When Fall comes, story time moves inside. Bunny peers through windows to glean a story or two, but he desperately misses those wonderful books. One night he can’t sleep, and he creeps to the library hoping to find a way in. Unfortunately, every window and door is locked tight.
But Bunny is a resourceful critter, and he finds the book drop. With a hop and a squish, Bunny squeezes through, and he’s inside his beloved library at last. There are hundreds of books, and Bunny races from one section of the library to the next. He grabs as many as he can carry and drags them through the forest to his cozy burrow. Soon Bunny is bringing his friends along, including Mole, Bear, Frog and Squirrel. They all love the library, and sneak books out to read at home.
One evening the librarian shows up. “Follow me,” she says sternly. Heads low, the animals follow her for a punishment. But the nice librarian surprises them, and gives them each their own library cards. From now on, Bunny and his friends can borrow books (and bring them back!) whenever they want. The story ends with Bunny selecting a book for his very own book club. Now the forest friends can sit and read together in Bunny’s snuggly burrow.
These forest critters are ready to read, and adore exploring the world of books just like children. What an excellent message about reading and friendship, as well as returning the books you borrowed on time. Annie Silvestro’s debut picture book is adorably sweet and perfectly paced. There’s a bit of adventure – will Bunny get in trouble? But overall the story is low-stress and comforting for reading just before bed. Silvestro has an ear for lyrical prose, pulling young readers in to a fantastical world of literate and very sneaky animals.
Tatjana Mai-Wyss’ water color illustrations are as warm and inviting as the story. Each page is full of detail that children will love to point out. The animals are artfully rendered with a loving hand. Bunny’s enormous doe eyes and stylishly long ears make him an instant favorite.
The human characters are perfectly diverse. The librarian is African American, and the children are a mix of races and genders. Silvestro and Mai-Wyss pay careful attention to representation, and pull it off well.

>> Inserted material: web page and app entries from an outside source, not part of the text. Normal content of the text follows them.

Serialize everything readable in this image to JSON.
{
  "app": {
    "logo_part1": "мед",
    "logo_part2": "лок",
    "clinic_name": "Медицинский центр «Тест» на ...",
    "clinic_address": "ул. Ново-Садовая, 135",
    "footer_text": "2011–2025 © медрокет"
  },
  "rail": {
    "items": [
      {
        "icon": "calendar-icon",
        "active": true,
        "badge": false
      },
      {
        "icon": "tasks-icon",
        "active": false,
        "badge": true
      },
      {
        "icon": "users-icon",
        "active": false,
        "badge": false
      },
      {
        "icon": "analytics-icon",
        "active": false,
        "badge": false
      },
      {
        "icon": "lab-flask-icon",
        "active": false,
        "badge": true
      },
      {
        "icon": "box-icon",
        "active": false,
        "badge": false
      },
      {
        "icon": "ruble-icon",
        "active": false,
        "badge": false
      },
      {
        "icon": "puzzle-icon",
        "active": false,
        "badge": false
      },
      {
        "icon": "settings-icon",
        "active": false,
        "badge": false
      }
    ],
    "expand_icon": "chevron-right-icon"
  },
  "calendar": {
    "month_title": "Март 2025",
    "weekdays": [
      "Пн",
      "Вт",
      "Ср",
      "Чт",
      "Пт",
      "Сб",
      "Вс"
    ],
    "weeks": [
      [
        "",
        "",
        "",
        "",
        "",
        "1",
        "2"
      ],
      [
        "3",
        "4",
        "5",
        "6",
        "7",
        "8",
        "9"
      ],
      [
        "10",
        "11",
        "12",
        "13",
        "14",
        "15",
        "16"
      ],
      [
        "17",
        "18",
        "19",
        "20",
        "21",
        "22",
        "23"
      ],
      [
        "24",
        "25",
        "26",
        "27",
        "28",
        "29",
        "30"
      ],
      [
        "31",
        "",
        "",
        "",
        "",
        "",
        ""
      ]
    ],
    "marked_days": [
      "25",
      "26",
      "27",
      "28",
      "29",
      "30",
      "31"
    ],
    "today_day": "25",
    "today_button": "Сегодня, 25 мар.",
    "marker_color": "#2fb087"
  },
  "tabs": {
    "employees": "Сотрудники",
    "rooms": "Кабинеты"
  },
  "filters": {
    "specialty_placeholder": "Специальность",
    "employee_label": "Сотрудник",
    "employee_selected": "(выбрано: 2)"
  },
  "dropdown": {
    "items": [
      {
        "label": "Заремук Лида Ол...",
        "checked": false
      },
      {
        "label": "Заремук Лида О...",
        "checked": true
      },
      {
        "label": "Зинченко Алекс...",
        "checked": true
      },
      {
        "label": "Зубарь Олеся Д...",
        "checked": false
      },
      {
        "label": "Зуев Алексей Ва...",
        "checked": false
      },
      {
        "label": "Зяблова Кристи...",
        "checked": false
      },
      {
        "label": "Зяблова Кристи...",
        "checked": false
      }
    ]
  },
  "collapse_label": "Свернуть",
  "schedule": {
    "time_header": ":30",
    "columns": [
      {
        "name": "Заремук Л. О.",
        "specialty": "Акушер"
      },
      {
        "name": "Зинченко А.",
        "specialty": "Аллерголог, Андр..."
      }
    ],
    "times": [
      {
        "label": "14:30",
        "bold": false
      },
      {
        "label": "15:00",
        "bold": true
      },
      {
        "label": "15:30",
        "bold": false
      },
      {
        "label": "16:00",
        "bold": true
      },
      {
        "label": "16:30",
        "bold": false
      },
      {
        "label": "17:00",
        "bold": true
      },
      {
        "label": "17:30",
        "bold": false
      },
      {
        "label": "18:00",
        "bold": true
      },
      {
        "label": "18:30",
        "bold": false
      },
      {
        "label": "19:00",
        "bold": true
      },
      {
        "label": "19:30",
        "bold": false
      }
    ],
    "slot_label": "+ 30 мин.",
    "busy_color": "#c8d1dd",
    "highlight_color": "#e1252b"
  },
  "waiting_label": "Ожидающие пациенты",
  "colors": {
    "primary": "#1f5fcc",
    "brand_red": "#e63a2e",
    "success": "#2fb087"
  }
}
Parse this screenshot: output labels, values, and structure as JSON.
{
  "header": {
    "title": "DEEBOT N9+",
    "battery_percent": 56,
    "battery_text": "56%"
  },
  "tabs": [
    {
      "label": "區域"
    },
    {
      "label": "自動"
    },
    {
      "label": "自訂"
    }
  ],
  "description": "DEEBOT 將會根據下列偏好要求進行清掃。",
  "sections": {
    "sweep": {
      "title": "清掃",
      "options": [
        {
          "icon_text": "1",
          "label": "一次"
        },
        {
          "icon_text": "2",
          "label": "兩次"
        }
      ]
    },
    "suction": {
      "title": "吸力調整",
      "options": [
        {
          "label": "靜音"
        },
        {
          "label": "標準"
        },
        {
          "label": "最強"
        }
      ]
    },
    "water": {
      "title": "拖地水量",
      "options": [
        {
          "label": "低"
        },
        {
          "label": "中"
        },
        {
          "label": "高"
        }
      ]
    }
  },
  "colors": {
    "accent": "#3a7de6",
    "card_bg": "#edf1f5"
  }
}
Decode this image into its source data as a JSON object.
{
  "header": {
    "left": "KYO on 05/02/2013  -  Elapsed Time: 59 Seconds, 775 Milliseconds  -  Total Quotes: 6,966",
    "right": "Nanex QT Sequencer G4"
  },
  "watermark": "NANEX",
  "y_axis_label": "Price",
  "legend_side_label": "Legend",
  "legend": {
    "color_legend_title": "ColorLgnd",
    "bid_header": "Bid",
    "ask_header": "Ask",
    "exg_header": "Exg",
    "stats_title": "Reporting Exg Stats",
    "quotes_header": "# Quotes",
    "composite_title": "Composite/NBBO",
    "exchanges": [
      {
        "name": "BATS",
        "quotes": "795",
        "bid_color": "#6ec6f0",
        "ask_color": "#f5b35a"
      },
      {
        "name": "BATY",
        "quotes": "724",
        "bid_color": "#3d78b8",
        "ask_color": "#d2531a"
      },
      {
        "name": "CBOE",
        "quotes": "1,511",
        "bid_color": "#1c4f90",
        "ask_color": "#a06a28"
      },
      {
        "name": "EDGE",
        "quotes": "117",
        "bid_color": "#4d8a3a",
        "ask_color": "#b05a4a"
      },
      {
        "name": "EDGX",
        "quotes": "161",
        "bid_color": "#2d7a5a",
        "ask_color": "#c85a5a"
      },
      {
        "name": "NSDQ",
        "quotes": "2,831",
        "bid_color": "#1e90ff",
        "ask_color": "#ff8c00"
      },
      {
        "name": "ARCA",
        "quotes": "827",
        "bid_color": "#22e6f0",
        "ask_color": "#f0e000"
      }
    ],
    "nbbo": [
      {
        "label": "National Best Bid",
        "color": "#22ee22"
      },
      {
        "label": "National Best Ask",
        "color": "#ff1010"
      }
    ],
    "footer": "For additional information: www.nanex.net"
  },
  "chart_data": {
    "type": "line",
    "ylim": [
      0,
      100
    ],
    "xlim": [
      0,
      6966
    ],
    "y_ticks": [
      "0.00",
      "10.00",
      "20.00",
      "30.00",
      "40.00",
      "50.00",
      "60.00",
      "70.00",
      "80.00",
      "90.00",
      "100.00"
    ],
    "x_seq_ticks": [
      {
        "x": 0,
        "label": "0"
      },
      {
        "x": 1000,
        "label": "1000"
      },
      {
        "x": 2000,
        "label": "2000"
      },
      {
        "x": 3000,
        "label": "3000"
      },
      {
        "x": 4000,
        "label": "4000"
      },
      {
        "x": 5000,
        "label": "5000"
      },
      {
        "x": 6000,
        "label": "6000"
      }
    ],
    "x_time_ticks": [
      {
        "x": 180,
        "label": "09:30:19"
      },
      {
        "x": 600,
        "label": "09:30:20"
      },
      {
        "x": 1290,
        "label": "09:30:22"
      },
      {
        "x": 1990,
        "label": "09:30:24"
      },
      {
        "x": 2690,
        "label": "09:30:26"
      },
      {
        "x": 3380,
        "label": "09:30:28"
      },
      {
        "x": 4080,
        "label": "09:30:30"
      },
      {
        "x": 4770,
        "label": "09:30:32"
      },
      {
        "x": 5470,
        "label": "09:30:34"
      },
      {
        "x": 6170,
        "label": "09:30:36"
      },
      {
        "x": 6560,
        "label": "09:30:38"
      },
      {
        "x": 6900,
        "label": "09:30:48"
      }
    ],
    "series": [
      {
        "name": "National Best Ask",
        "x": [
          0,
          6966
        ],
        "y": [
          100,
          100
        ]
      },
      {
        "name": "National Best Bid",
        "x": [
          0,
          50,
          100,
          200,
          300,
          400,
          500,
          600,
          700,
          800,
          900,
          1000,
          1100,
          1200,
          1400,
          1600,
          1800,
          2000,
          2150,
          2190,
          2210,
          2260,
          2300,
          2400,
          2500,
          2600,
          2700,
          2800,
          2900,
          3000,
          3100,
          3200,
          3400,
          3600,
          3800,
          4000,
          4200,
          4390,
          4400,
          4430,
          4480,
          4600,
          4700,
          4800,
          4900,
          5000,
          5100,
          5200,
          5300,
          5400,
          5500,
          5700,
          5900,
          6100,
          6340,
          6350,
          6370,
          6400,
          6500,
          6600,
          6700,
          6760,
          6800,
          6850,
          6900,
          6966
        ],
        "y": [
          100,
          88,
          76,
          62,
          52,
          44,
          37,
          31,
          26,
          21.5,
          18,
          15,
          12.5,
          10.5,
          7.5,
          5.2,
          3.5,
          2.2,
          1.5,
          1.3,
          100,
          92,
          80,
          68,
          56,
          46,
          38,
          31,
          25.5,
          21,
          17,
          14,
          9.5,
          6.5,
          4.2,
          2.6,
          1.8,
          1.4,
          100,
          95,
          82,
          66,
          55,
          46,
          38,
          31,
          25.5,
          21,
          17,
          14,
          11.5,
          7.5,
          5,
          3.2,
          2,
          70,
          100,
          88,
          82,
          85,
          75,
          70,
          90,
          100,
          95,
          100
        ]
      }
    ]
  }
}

The pages are classically matte, and the cover features a bold matte and spot-gloss finish that really pops on the shelf. My favorite detail was the retro touch of an old-fashioned library book-pocket on the inside cover.